→ Problem
Find and copy each line of the data that includes "JSON".

(Dataset entries)
+++

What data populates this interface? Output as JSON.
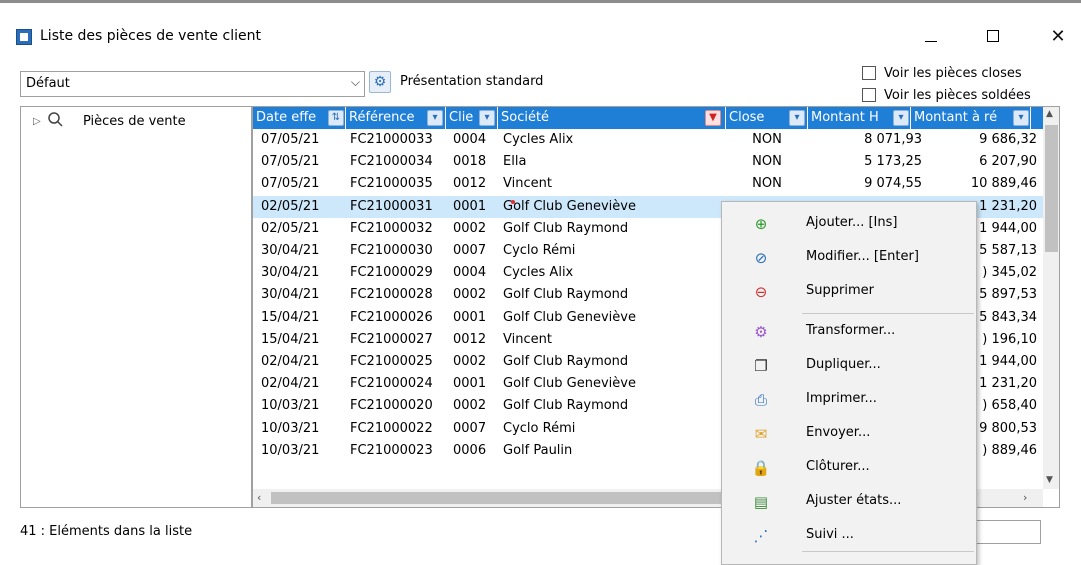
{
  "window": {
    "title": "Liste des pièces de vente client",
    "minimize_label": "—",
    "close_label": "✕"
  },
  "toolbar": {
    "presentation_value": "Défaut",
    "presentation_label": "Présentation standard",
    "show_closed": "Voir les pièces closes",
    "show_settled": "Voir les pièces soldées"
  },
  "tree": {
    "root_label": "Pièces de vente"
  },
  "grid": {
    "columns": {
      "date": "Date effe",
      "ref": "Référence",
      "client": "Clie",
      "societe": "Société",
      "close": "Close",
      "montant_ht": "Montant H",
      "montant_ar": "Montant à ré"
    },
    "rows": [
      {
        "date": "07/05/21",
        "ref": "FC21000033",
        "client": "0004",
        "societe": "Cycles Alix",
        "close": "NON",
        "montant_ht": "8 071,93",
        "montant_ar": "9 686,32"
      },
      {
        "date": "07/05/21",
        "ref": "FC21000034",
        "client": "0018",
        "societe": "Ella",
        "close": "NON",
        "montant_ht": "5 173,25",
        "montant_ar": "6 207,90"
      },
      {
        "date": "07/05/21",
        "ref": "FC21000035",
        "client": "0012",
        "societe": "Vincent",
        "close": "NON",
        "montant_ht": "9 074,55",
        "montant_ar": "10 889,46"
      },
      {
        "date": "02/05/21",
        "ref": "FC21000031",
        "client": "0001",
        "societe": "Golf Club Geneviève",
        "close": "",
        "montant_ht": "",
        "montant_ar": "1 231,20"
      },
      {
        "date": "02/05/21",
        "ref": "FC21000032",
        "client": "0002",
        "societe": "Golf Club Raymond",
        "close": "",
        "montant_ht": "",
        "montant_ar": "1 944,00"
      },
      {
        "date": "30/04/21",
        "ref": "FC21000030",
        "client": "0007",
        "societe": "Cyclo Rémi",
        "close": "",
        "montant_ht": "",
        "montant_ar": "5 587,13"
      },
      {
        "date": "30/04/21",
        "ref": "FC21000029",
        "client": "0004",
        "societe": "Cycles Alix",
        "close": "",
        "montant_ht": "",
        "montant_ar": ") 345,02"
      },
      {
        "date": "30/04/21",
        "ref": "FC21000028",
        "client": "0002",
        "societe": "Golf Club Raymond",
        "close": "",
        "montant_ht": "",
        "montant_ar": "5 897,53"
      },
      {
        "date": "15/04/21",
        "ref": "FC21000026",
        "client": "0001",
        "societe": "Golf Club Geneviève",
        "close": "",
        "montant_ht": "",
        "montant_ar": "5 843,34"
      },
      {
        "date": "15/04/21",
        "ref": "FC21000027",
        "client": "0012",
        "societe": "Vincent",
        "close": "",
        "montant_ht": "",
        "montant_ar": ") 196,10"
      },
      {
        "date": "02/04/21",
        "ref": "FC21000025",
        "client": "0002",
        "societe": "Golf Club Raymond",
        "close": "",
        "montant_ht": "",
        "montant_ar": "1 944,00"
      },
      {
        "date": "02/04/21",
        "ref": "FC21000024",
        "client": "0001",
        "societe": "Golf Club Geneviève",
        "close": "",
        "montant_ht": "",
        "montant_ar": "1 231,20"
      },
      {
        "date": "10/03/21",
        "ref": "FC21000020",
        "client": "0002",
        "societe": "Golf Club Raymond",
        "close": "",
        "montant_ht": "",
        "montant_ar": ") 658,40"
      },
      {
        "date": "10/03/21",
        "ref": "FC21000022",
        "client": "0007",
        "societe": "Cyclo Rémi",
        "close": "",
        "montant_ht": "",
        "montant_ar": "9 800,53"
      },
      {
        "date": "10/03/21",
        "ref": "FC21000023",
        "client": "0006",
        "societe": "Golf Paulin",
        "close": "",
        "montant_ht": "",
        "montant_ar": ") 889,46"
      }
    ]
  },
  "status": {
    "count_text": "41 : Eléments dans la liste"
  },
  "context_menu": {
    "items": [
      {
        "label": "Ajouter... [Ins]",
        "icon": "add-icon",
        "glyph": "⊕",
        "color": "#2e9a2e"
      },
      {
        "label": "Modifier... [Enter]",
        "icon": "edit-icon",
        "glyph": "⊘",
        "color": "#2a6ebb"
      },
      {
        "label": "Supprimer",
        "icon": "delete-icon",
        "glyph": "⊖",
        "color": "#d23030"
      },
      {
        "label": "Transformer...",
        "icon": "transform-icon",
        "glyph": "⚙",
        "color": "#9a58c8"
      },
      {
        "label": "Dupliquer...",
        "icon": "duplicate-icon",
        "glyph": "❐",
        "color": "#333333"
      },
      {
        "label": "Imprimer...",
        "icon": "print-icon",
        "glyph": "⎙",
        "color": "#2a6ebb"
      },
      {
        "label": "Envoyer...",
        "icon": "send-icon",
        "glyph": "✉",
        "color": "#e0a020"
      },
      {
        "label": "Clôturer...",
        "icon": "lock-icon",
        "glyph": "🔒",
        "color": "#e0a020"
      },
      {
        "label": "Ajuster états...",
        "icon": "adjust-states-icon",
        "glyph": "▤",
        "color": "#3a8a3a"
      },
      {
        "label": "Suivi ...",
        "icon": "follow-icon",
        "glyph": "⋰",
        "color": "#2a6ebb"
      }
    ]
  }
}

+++

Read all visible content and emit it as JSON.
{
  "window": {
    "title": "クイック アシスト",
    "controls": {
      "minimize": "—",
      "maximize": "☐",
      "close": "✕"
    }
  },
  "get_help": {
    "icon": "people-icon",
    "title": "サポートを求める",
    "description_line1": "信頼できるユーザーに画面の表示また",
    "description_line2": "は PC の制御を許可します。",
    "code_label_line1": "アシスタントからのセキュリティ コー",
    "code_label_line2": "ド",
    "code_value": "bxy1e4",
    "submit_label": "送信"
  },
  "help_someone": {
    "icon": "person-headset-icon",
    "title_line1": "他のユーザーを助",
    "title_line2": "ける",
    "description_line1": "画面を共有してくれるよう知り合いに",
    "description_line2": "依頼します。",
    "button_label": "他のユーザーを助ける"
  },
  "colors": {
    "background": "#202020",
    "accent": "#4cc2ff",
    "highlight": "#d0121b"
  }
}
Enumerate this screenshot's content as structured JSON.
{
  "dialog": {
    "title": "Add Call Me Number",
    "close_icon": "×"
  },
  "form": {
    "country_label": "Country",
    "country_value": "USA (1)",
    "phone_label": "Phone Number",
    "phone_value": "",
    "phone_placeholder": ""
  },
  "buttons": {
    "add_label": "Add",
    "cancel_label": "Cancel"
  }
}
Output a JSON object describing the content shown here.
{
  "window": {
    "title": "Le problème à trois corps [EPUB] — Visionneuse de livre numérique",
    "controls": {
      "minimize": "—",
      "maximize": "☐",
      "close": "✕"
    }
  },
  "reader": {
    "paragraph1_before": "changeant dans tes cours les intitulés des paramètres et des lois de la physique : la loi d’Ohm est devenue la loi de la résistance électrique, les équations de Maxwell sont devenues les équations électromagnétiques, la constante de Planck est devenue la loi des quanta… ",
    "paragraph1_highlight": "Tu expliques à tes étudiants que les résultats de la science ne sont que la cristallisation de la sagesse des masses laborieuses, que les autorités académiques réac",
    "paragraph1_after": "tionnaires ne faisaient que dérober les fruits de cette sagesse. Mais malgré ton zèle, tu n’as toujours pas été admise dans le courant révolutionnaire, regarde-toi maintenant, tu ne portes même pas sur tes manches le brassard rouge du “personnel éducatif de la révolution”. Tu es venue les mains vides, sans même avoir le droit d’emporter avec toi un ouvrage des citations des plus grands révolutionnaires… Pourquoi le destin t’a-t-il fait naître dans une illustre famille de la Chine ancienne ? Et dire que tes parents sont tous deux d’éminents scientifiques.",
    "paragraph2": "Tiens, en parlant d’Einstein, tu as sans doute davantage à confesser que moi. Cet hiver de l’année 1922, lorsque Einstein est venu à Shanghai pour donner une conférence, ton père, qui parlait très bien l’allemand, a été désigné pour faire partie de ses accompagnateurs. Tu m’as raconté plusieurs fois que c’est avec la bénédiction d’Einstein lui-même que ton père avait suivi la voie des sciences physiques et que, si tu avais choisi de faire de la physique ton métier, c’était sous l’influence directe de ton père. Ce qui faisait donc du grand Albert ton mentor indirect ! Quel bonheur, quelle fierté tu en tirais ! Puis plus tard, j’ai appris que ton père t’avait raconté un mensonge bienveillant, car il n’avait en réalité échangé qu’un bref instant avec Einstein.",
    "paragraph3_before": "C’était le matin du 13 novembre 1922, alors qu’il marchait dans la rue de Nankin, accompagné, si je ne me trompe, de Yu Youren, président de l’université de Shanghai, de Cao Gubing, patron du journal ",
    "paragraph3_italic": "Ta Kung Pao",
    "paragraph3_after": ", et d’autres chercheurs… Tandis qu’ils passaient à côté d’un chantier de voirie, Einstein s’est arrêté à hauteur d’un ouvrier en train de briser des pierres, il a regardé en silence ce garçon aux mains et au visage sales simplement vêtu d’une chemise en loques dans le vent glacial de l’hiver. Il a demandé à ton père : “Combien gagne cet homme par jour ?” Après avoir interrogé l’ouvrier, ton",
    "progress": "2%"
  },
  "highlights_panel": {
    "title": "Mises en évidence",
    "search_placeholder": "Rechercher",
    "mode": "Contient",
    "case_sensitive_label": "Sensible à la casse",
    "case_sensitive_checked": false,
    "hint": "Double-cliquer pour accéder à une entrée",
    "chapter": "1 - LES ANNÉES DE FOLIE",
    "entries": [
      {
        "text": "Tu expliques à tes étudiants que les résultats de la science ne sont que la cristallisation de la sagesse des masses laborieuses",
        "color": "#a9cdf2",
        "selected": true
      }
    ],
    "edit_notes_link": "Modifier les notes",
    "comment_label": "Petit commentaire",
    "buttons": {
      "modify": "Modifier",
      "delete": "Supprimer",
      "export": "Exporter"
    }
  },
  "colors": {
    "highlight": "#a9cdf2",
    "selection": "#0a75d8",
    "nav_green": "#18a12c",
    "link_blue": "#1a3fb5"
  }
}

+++

→ Finished exercise
What data populates this interface? Output as JSON.
Read all visible content and emit it as JSON.
Enumerate this screenshot's content as structured JSON.
Output a JSON object describing the content shown here.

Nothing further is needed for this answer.